Problem requirements: Please filter the data down to the lines that include the word "Format" and copy them.

Data about app and page elements:
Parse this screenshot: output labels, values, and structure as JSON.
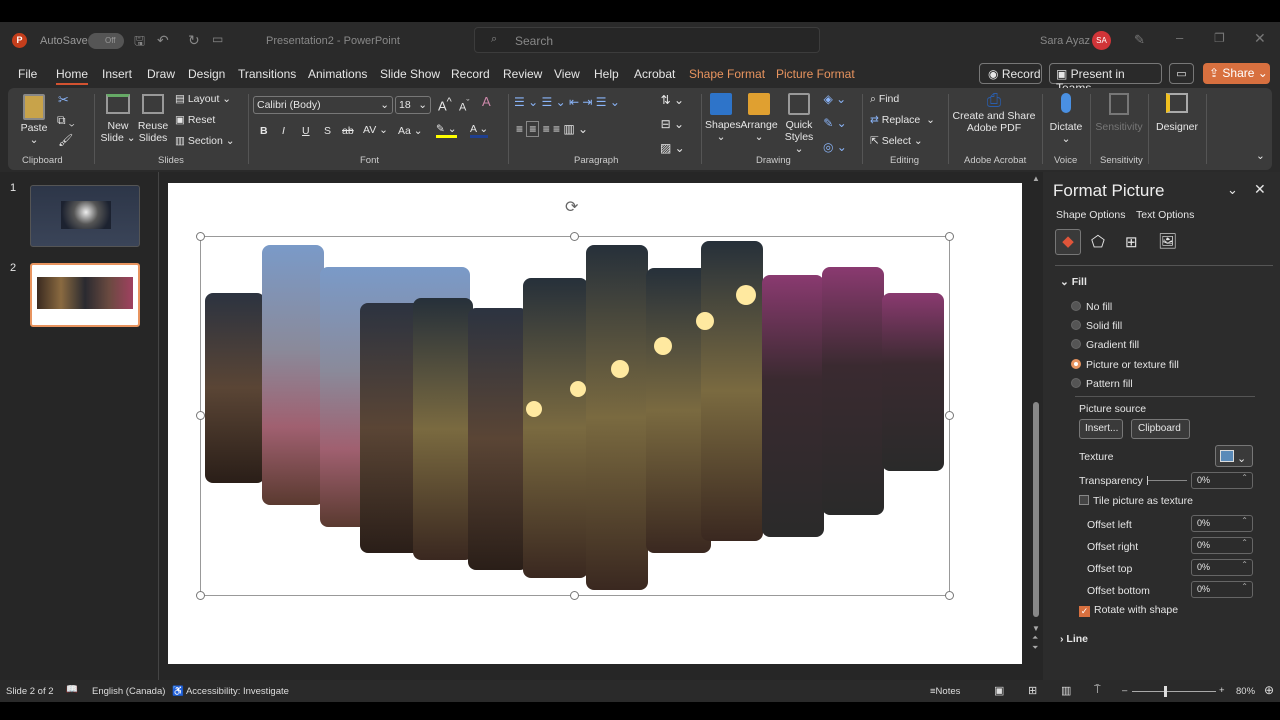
{
  "titlebar": {
    "autosave": "AutoSave",
    "autosave_state": "Off",
    "doc_title": "Presentation2 - PowerPoint",
    "search_placeholder": "Search",
    "user_name": "Sara Ayaz",
    "user_initials": "SA"
  },
  "tabs": [
    "File",
    "Home",
    "Insert",
    "Draw",
    "Design",
    "Transitions",
    "Animations",
    "Slide Show",
    "Record",
    "Review",
    "View",
    "Help",
    "Acrobat",
    "Shape Format",
    "Picture Format"
  ],
  "actions": {
    "record": "Record",
    "present_teams": "Present in Teams",
    "share": "Share"
  },
  "ribbon": {
    "clipboard": {
      "label": "Clipboard",
      "paste": "Paste"
    },
    "slides": {
      "label": "Slides",
      "new_slide": "New Slide",
      "reuse_slides": "Reuse Slides",
      "layout": "Layout",
      "reset": "Reset",
      "section": "Section"
    },
    "font": {
      "label": "Font",
      "font_name": "Calibri (Body)",
      "font_size": "18",
      "bold": "B",
      "italic": "I",
      "underline": "U",
      "shadow": "S",
      "spacing": "AV",
      "case": "Aa"
    },
    "paragraph": {
      "label": "Paragraph"
    },
    "drawing": {
      "label": "Drawing",
      "shapes": "Shapes",
      "arrange": "Arrange",
      "quick_styles": "Quick Styles"
    },
    "editing": {
      "label": "Editing",
      "find": "Find",
      "replace": "Replace",
      "select": "Select"
    },
    "acrobat": {
      "label": "Adobe Acrobat",
      "create": "Create and Share Adobe PDF"
    },
    "voice": {
      "label": "Voice",
      "dictate": "Dictate"
    },
    "sensitivity": {
      "label": "Sensitivity",
      "button": "Sensitivity"
    },
    "designer": {
      "button": "Designer"
    }
  },
  "thumbnails": [
    {
      "number": "1"
    },
    {
      "number": "2"
    }
  ],
  "panel": {
    "title": "Format Picture",
    "shape_options": "Shape Options",
    "text_options": "Text Options",
    "fill_header": "Fill",
    "fill_options": [
      {
        "label": "No fill",
        "selected": false
      },
      {
        "label": "Solid fill",
        "selected": false
      },
      {
        "label": "Gradient fill",
        "selected": false
      },
      {
        "label": "Picture or texture fill",
        "selected": true
      },
      {
        "label": "Pattern fill",
        "selected": false
      }
    ],
    "picture_source": "Picture source",
    "insert": "Insert...",
    "clipboard": "Clipboard",
    "texture": "Texture",
    "transparency": "Transparency",
    "transparency_value": "0%",
    "tile": "Tile picture as texture",
    "tile_checked": false,
    "offsets": [
      {
        "label": "Offset left",
        "value": "0%"
      },
      {
        "label": "Offset right",
        "value": "0%"
      },
      {
        "label": "Offset top",
        "value": "0%"
      },
      {
        "label": "Offset bottom",
        "value": "0%"
      }
    ],
    "rotate": "Rotate with shape",
    "rotate_checked": true,
    "line_header": "Line"
  },
  "status": {
    "slide": "Slide 2 of 2",
    "language": "English (Canada)",
    "accessibility": "Accessibility: Investigate",
    "notes": "Notes",
    "zoom": "80%"
  },
  "colors": {
    "accent": "#d35230",
    "share": "#d8703f",
    "context_tab": "#e8945f"
  }
}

Task solution:
    "Shape Format",
    "Picture Format"
    "title": "Format Picture",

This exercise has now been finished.